The first thing you should consider is the type of dental plan you choose. There are two basic types of dental plans: fee-for-service plans and indemnity plans. Fee-for-service plans require a co-payment, which is an amount you have to pay before your benefits kick in. Copayments can be expressed as a percent of the dentist's fee or as a preset amount.
The second thing to consider is the level of benefits. Most dental insurance plans have a maximum reimbursement per year, which is the maximum amount that the insurer will pay out in a given year. This limit can range from $1,000 to $2,000.
If you have a high deductible, your out-of-pocket costs will be lower. But if you need major dental work, you could run out of money very quickly. Fortunately, there are plans that have no deductibles. These plans are better for those who are less likely to need major work.
Dental implants needed after oral cancer may also be covered by health insurance. If your health and dental insurance plans offer coverage for dental implants, the benefits of each can be combined to minimize your out-of-pocket costs. Some insurance plans cover parts of dental implants. However, it's important to understand the type of treatment you need and what your plan will pay for before moving forward.

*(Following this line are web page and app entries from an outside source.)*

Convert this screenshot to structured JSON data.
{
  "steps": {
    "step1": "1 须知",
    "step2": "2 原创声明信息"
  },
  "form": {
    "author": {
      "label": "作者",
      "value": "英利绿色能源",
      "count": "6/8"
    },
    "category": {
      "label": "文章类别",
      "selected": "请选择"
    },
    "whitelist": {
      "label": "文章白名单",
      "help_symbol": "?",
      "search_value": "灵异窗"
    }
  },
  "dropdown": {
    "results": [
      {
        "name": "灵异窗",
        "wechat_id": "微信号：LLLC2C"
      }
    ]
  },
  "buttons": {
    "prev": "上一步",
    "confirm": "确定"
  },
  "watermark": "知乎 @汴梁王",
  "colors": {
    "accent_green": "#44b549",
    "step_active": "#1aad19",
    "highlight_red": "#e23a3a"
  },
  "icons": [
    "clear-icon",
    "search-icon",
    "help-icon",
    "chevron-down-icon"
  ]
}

Dental insurance is a tool with some unfortunate limitations, one of which is dental implant coverage. Since most dental insurance companies consider dental implants as an “elective” procedure, they may not cover your next surgery. However, our goal is to make dental implants a possibility for each of our patients who need them, so we offer a wide range of payment options. Dental implants are covered by health insurance when you can show that treatment is medically necessary.
Qualifying services are “appropriate for the evaluation and treatment of an illness, condition, illness or injury” and are consistent with the applicable standard of care. Guardian Direct Dental Advantage Achiever and Core PPO plans cover 50% of implants after 12-month waiting period. If the abutment or fixation device is loose, your dentist can re-tighten them during a routine dental visit. Some limitations apply to implants, including limiting a crown, inlay, or prosthesis replacement on an implant every five years.

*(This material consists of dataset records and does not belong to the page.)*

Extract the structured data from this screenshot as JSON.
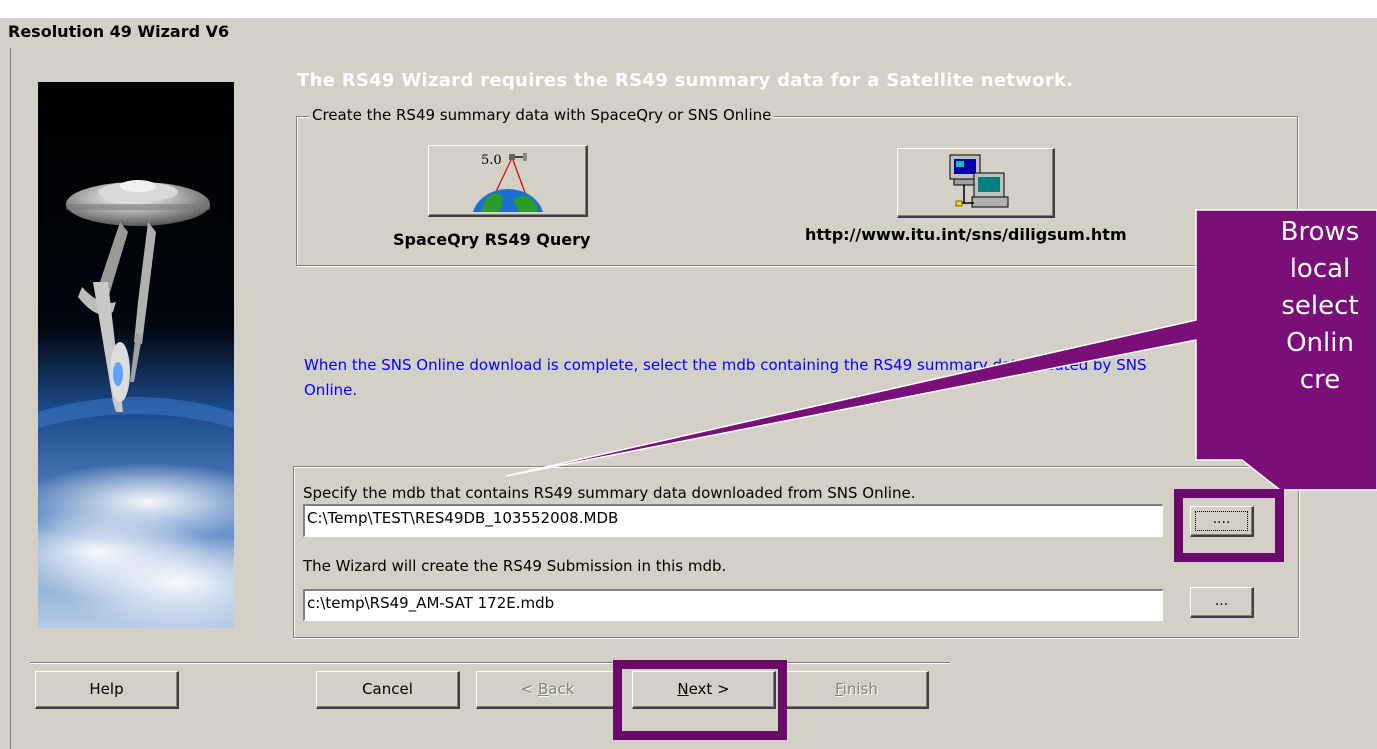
{
  "window": {
    "title": "Resolution 49 Wizard V6"
  },
  "headline": "The RS49 Wizard requires the RS49 summary data for a Satellite network.",
  "create_group": {
    "legend": "Create the RS49 summary data with SpaceQry or SNS Online",
    "spaceqry_version": "5.0",
    "spaceqry_label": "SpaceQry RS49 Query",
    "sns_url": "http://www.itu.int/sns/diligsum.htm"
  },
  "info_text": "When the SNS Online download is complete, select the mdb containing the RS49 summary data created by SNS Online.",
  "mdb_group": {
    "specify_label": "Specify the mdb that contains  RS49 summary data downloaded from SNS Online.",
    "source_value": "C:\\Temp\\TEST\\RES49DB_103552008.MDB",
    "source_browse_label": "....",
    "create_label": "The Wizard will create the  RS49 Submission in this mdb.",
    "target_value": "c:\\temp\\RS49_AM-SAT 172E.mdb",
    "target_browse_label": "..."
  },
  "nav": {
    "help": "Help",
    "cancel": "Cancel",
    "back_arrow": "< ",
    "back_mnemonic": "B",
    "back_rest": "ack",
    "next_mnemonic": "N",
    "next_rest": "ext >",
    "finish_mnemonic": "F",
    "finish_rest": "inish"
  },
  "callout": {
    "lines": [
      "Brows",
      "local",
      "select",
      "Onlin",
      "cre"
    ]
  },
  "colors": {
    "highlight": "#6a0a6a",
    "callout_fill": "#7a0f7a",
    "info_text": "#0000ff"
  }
}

Dental insurance generally excludes cosmetic procedures, such as teeth whitening and complicated oral surgeries, that must be handled in a hospital. We'll never pressure you to get treatment you don't need, and you'll always have the last word when it comes to your dental care. The crown or bridge that attaches to the implant may be covered by your dental insurance, while the implant itself may not. Sometimes, you can get health insurance to cover the specific costs of dental implant treatment, even when you don't have one of the health problems listed above.

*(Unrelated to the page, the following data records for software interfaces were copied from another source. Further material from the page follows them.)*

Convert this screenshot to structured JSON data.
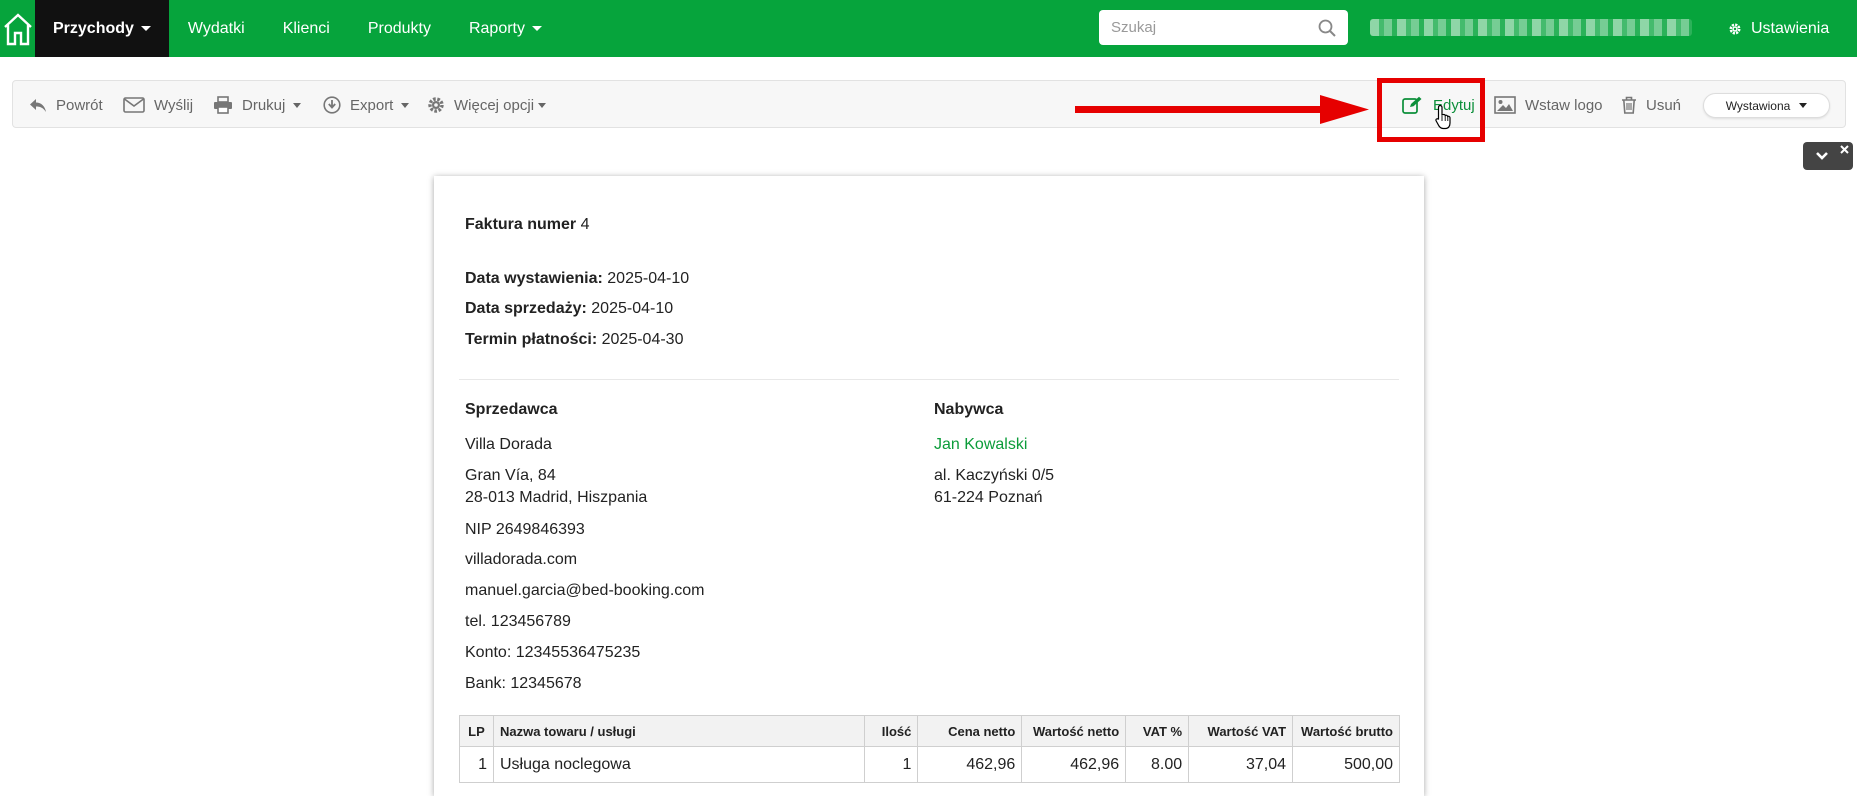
{
  "nav": {
    "items": [
      {
        "label": "Przychody",
        "active": true,
        "dropdown": true
      },
      {
        "label": "Wydatki",
        "active": false,
        "dropdown": false
      },
      {
        "label": "Klienci",
        "active": false,
        "dropdown": false
      },
      {
        "label": "Produkty",
        "active": false,
        "dropdown": false
      },
      {
        "label": "Raporty",
        "active": false,
        "dropdown": true
      }
    ],
    "search_placeholder": "Szukaj",
    "settings_label": "Ustawienia"
  },
  "toolbar": {
    "back": "Powrót",
    "send": "Wyślij",
    "print": "Drukuj",
    "export": "Export",
    "more": "Więcej opcji",
    "edit": "Edytuj",
    "insert_logo": "Wstaw logo",
    "delete": "Usuń",
    "status": "Wystawiona"
  },
  "invoice": {
    "title_label": "Faktura numer",
    "number": "4",
    "issue_date_label": "Data wystawienia:",
    "issue_date": "2025-04-10",
    "sale_date_label": "Data sprzedaży:",
    "sale_date": "2025-04-10",
    "due_date_label": "Termin płatności:",
    "due_date": "2025-04-30",
    "seller": {
      "heading": "Sprzedawca",
      "name": "Villa Dorada",
      "street": "Gran Vía, 84",
      "city": "28-013 Madrid, Hiszpania",
      "nip": "NIP 2649846393",
      "website": "villadorada.com",
      "email": "manuel.garcia@bed-booking.com",
      "phone": "tel. 123456789",
      "account": "Konto: 12345536475235",
      "bank": "Bank: 12345678"
    },
    "buyer": {
      "heading": "Nabywca",
      "name": "Jan Kowalski",
      "street": "al. Kaczyński 0/5",
      "city": "61-224 Poznań"
    },
    "table": {
      "headers": [
        "LP",
        "Nazwa towaru / usługi",
        "Ilość",
        "Cena netto",
        "Wartość netto",
        "VAT %",
        "Wartość VAT",
        "Wartość brutto"
      ],
      "rows": [
        {
          "lp": "1",
          "name": "Usługa noclegowa",
          "qty": "1",
          "net_price": "462,96",
          "net_value": "462,96",
          "vat_rate": "8.00",
          "vat_value": "37,04",
          "gross_value": "500,00"
        }
      ]
    }
  },
  "colors": {
    "brand_green": "#06a43c",
    "link_green": "#0c9c3a",
    "annotation_red": "#e60000"
  }
}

In general, basic dental policies do not cover dental implant surgery or any procedure considered cosmetic. You can also use these questions if you're looking for dental insurance coverage, especially for dental implants. One of the strongest devices available to replace lost teeth, dental implants are artificial dental roots that support crowns, bridges, or dentures. There are many options for replacing missing teeth, but most dentists agree that implants are the only option that preserves natural bone, supports facial and cheek muscles, and works like natural teeth.
Replacing those teeth with crowns or bridges with implants restores tone and firmness to the face and protects bone and facial tissue from premature sagging and aging. Aflac insurance contracts do not meet the minimum essential coverage requirement under the Patient Protection and Affordable Care Act (ACA) and are not designed to meet any of the essential health benefit requirements mandated by the ACA or federal law, including pediatric oral care services or of sight. If you want to get dental implants to replace missing teeth, but the cost is out of your reach, you should consider taking out dental insurance. Before paying for a dental insurance plan, be sure to search through the plans to find the best deal.